"The successful combination of technologies is certainly one of the innovations of this project," said Shih. "It's the first study to combine these tools to look at the relationship among pericytes, MMP activity, and BBB leakage in ischemia."
Their findings revealed that ischemia resulted in extremely rapid (within tens of minutes), localized activation of MMP-9 and plasma leakage. Furthermore, plasma leakage occurred preferentially where the pericyte somata adjoined the capillary wall--not homogeneously along the length of the capillaries as previously imagined by the group.
These results provide strong evidence that pericytes--normally protectors of the BBB--contribute to early BBB degradation during ischemic stroke.
Using the new technology, the team did not have to extract and cut the brain and so did not lose the structure of the vasculature and blood flow.
"We had an intact system and could see where things were coming from and we were very surprised," said Shih. "I thought, 'I've been looking at this for years and I never knew that there was this beautiful co-localization.' It told us we were looking at something really interesting. The pericytes seem to nurture or damage the BBB depending on the conditions they're put in."

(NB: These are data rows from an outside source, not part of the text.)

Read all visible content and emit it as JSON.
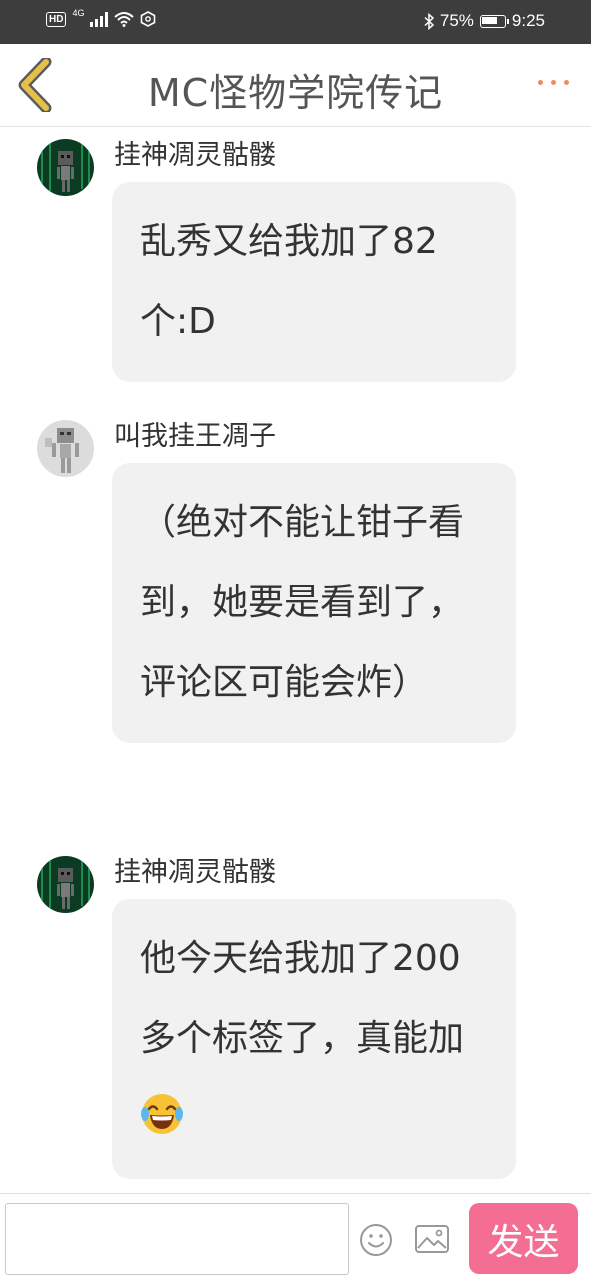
{
  "status_bar": {
    "hd": "HD",
    "network": "4G",
    "battery_percent": "75%",
    "battery_level": 0.75,
    "time": "9:25",
    "icons": [
      "hd-badge",
      "signal-icon",
      "wifi-icon",
      "nfc-icon",
      "bluetooth-icon",
      "battery-icon"
    ]
  },
  "header": {
    "title": "MC怪物学院传记",
    "back_icon": "chevron-left-icon",
    "more_icon": "more-dots-icon"
  },
  "colors": {
    "accent_back": "#e5c14a",
    "accent_more": "#f08a5d",
    "send_button": "#f46d92",
    "bubble": "#f1f1f1"
  },
  "messages": [
    {
      "sender": "挂神凋灵骷髅",
      "avatar": "avatar-wither-skeleton-green",
      "text": "乱秀又给我加了82个:D"
    },
    {
      "sender": "叫我挂王凋子",
      "avatar": "avatar-skeleton-gray",
      "text": "（绝对不能让钳子看到，她要是看到了，评论区可能会炸）"
    },
    {
      "sender": "挂神凋灵骷髅",
      "avatar": "avatar-wither-skeleton-green",
      "text": "他今天给我加了200多个标签了，真能加",
      "emoji": "joy-emoji"
    }
  ],
  "input_bar": {
    "placeholder": "",
    "value": "",
    "emoji_icon": "smiley-icon",
    "image_icon": "image-icon",
    "send_label": "发送"
  }
}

This discovery opens many directions for further study and could eventually lead to new therapeutic options for patients experiencing an acute stroke.
"The very rapid reaction we saw to ischemia is really important and provides clues to potential mechanisms by which MMPs may be up-regulated," explained Underly. "This is a future direction for our research--to define upstream regulators of this process that can be therapeutically targeted."

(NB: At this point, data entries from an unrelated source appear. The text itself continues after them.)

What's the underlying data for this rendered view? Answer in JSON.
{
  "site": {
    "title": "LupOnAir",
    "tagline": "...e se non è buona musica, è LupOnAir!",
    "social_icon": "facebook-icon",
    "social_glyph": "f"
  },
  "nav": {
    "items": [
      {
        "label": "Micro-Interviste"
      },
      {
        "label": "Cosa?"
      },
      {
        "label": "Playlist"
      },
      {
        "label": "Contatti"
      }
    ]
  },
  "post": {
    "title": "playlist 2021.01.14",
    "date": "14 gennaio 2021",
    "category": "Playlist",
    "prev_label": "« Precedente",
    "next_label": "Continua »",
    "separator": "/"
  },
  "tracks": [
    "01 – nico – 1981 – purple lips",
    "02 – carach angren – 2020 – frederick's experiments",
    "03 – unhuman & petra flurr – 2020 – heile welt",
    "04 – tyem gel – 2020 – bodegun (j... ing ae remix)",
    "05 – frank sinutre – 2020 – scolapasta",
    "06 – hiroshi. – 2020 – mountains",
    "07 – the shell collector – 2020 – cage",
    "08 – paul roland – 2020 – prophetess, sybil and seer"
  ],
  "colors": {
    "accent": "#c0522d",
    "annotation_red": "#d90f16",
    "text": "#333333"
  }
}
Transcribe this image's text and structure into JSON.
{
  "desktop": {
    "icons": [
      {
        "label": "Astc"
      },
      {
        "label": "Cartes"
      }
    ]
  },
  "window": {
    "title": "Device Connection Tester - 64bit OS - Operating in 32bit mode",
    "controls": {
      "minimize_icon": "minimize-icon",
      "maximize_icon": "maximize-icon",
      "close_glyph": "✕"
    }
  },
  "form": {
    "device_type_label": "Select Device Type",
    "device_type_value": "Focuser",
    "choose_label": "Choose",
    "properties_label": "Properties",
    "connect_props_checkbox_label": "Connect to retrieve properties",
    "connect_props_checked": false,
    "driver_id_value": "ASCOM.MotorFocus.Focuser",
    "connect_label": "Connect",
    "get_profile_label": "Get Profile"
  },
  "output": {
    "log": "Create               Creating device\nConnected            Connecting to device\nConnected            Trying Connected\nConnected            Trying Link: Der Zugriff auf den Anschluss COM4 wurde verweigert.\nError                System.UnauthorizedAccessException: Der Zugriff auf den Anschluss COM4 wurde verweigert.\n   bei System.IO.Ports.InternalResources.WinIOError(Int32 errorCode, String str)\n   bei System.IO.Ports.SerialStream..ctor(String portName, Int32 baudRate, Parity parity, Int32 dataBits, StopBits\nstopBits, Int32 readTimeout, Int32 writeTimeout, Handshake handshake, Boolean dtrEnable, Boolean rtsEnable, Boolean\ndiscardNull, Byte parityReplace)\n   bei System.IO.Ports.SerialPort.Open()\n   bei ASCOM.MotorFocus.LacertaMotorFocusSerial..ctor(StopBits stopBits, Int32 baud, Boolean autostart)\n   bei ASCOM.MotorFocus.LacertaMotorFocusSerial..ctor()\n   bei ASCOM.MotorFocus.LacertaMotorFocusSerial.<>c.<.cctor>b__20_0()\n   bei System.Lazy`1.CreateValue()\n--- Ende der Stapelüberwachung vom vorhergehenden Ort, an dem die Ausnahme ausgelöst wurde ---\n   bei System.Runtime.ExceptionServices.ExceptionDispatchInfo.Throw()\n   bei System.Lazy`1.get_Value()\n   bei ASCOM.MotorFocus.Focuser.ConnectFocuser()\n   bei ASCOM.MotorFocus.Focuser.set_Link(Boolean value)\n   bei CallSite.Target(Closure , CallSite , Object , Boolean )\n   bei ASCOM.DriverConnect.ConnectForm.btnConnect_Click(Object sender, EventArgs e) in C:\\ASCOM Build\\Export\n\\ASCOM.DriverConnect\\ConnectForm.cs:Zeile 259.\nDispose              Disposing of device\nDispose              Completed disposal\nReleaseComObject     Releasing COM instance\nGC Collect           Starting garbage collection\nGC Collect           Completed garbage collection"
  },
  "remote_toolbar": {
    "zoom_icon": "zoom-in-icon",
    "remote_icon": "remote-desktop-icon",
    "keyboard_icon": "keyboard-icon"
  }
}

"The findings raise so many new research questions," said Shih. "For example, why do pericytes have so much MMP? What are they doing with it? What happens to pericytes days to weeks after an ischemic event? There's so much still to be understood about the acute phenomena--we're focused on that for now. In the future, we could look at later, post-injury, events to see what happens next in the life of the pericyte."
Indeed, in vivo cellular-level imaging research has a bright future.
"There's a renaissance happening with the development of new molecular tools to image and modify cell function in vivo," said Shih. "We're going to see a lot more integration between tool-makers and in vivo imaging groups in the next decade or two. There are going to be many more studies looking at the intact brain."
"It's important to fund projects like this because with in vivo imaging we're able to track exactly what happens when brain function breaks down," said Underly. "The disease state occurs in front of our eyes."
Medical University of South Carolina